Page and application data records:
───
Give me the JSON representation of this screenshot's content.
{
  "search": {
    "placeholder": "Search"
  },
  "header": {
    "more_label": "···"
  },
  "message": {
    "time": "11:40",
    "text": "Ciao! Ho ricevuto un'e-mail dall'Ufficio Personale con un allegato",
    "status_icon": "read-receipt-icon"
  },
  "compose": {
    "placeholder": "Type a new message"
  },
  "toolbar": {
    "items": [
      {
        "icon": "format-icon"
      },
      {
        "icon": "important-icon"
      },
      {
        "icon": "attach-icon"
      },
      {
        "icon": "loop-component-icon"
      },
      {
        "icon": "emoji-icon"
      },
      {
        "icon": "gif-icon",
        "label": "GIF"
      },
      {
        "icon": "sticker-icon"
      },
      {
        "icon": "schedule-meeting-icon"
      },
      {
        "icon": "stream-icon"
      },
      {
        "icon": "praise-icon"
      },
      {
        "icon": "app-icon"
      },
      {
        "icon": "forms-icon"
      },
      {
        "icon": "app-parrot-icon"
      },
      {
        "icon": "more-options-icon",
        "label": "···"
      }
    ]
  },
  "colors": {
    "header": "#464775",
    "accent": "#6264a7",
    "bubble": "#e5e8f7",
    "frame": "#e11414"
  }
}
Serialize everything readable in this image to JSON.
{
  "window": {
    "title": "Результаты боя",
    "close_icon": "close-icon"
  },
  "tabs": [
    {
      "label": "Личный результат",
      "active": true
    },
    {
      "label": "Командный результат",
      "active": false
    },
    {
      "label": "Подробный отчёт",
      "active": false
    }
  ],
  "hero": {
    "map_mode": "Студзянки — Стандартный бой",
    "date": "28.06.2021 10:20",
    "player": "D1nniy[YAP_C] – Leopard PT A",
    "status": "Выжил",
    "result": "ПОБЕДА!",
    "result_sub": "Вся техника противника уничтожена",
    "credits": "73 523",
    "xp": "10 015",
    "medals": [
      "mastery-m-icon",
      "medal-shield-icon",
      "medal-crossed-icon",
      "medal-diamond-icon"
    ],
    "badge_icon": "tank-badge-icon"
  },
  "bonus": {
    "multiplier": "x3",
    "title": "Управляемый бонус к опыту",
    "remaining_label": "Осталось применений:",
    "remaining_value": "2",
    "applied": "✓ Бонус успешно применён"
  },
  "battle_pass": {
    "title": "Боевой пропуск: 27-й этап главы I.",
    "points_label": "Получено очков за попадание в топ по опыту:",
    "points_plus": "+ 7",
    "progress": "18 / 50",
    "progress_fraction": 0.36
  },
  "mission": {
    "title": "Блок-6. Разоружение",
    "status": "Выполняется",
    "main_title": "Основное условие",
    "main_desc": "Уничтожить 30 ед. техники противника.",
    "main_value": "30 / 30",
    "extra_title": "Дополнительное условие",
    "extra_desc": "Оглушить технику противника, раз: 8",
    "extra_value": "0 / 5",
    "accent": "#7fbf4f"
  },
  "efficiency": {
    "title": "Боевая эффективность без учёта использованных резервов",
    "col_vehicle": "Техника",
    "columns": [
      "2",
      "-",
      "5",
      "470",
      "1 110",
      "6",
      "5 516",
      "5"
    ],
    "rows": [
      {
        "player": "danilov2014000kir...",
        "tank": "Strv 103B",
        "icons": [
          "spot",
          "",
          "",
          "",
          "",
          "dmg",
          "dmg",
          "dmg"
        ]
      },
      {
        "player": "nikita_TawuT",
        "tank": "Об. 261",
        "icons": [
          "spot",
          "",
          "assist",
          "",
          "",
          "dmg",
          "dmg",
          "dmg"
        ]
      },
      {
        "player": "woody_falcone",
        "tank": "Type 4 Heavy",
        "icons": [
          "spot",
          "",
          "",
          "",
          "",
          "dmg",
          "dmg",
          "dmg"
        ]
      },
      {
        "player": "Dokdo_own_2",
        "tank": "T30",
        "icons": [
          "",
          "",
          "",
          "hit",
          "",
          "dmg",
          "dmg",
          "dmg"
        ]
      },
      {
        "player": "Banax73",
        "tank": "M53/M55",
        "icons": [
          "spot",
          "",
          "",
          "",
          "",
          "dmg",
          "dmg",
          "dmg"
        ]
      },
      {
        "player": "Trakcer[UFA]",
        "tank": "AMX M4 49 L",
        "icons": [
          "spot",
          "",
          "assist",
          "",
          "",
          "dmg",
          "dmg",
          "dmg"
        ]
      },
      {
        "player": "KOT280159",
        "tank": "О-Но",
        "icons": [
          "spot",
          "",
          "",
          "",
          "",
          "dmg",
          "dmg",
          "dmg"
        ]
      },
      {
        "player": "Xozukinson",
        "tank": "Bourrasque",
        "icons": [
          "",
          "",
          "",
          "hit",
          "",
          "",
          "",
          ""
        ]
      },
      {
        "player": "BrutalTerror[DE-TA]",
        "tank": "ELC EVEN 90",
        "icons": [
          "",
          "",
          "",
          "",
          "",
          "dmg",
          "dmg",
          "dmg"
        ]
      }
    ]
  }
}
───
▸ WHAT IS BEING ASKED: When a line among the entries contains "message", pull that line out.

▸ EXPECTED OUTPUT:
  "message": {
    "placeholder": "Type a new message"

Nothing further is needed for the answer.